12. Try the “random percentage” experiment discussed in the Statistics area of page 78. Type in 3 different random percentages into Google – what do you get? Try to find a statistic with a percentage via Twitter.
- 94% of Americans Blame their computer for inducing stress
- 60% of Thai preschoolers never see a book
- 76% of New College students are dissatisfied with political science professor Keith Fiztergald
13. Find an INFOGRAPHIC that not only offers statistics, but “tells the story” or offers correlations (see page 79)
14. Provide an example of ANALOGICAL REASONING from your own life. How likely are you to trust your own results, on a scale of 0 to 10?
Because it seems as though many people in Hawaii like to surf, I assume they are alike in other ways, such as being outdoorsy or liking paddling. I wouldn’t trust my results that much because I haven’t lived here for a long time and assimilated into the culture as much since I’ve only been around the Le Jardin and Kailua community.
15. Curate a TED TALK (http://www.ted.com ) that highlights the use of CREATIVE REASONING (pg. 82), post and provide a brief overview. (***you might want to check out TED MED at the top)
In this lesson, Sir Ken Robinson discusses how the design of the education system is modeled after the industrial revolution when factories were coming into being.
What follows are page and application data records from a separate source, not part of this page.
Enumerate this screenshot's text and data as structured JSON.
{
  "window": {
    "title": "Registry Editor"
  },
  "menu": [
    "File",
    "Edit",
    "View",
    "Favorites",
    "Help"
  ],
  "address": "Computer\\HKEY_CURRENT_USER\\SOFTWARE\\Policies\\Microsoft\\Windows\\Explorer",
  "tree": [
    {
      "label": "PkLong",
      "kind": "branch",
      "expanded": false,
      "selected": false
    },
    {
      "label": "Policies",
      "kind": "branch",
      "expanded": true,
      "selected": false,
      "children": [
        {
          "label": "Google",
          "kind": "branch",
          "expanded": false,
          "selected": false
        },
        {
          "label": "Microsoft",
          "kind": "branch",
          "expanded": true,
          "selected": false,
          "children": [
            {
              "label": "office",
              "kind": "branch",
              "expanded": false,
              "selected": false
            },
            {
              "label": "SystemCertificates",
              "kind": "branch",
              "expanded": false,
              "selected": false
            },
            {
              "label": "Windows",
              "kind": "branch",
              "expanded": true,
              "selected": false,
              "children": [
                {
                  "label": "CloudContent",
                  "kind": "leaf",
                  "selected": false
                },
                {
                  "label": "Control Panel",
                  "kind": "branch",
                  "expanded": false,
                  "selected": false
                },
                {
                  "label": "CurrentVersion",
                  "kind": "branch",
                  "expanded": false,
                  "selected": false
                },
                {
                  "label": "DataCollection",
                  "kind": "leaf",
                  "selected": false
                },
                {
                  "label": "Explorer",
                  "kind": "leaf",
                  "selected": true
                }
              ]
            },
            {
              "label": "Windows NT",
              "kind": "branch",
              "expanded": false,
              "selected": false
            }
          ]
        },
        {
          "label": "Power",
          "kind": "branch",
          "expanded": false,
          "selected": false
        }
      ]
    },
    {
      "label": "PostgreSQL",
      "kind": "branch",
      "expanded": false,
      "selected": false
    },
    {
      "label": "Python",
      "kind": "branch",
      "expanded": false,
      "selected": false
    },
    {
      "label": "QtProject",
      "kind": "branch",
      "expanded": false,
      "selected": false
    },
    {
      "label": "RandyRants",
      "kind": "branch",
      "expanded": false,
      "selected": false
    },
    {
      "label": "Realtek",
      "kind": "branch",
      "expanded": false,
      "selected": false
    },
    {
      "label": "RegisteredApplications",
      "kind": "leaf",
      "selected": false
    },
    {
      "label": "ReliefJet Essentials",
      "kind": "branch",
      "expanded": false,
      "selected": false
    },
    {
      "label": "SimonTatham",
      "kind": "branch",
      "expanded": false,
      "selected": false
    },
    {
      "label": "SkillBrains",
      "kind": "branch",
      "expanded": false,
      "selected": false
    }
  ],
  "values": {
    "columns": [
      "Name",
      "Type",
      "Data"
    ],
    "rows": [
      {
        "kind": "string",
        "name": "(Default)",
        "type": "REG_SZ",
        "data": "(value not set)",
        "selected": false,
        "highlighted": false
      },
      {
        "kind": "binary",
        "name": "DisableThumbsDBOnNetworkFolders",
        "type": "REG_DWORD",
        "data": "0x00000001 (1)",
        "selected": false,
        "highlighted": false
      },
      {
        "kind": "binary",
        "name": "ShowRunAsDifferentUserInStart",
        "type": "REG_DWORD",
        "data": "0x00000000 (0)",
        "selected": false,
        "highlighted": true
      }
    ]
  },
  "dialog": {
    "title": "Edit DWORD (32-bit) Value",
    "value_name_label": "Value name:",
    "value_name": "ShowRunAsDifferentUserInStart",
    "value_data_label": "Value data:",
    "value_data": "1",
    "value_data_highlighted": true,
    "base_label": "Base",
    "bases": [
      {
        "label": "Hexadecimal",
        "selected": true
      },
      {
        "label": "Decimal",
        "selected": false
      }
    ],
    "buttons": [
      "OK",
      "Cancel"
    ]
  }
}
It is an ineffective way of education, and it stifles creativity. This model is outdated and no longer applies to modern day education, where the world has been globalized and runs on innovation in a time of environmental and economic crisis.
18. Look around your bedroom OR your laptop: In what ways do you classify things? What is the method to your madness? Describe some common classifications in the AOKS (Areas of Knowledge, i.e. all your courses). Can you think of an example where technology or advances in science/ newfound “knowledge” has changed the classification system?
I classify things in my room by what I use them for. For example, my school stuff and supplies are where my desk is, and my sleepwear drawer is located next to my bed. Common classifications in the AOKS are the humanities, bunching up history with english, and the sciences, bunching up physics, biology, chemistry, and environmental systems. The Arts are also classified together: drama, visual art, and music. As a result of technology and advancement of using this in science, it may change how concepts are classified. For example, when people discovered how to genetically modify organisms in a lab, this concept became classified as a new scientific way of improving health, instead of just a natural process that happens over thousands of years.
20. Pages 86-7 discuss the dangers of classification, i.e. racism, stereotypes, and other prejudices. Curate a relatively recent article or video that highlights an instance of one of these issues.
This article is showing how the sensitivity towards racism and other prejudices is getting out of hand. Society is growing increasingly sensitive that it’s becoming a little bit ridiculous. If we stopped being so sensitive, we’d pay less attention to the things that divide us, and then we wouldn’t even think about it.
21. What stereotypes, generalizations, or prejudices do you think you have?
I think I have the generalization that students in New York City have a tough high school life because my friends are constantly stressed, have to commute long distances, and don’t get home until 7 or 8 at night because they have to stay afterschool and participate in an assortment of clubs and organizations. They also go to a highly competitive school, so the stakes are a lot higher and it’s harder to get into good colleges since you are simply a number.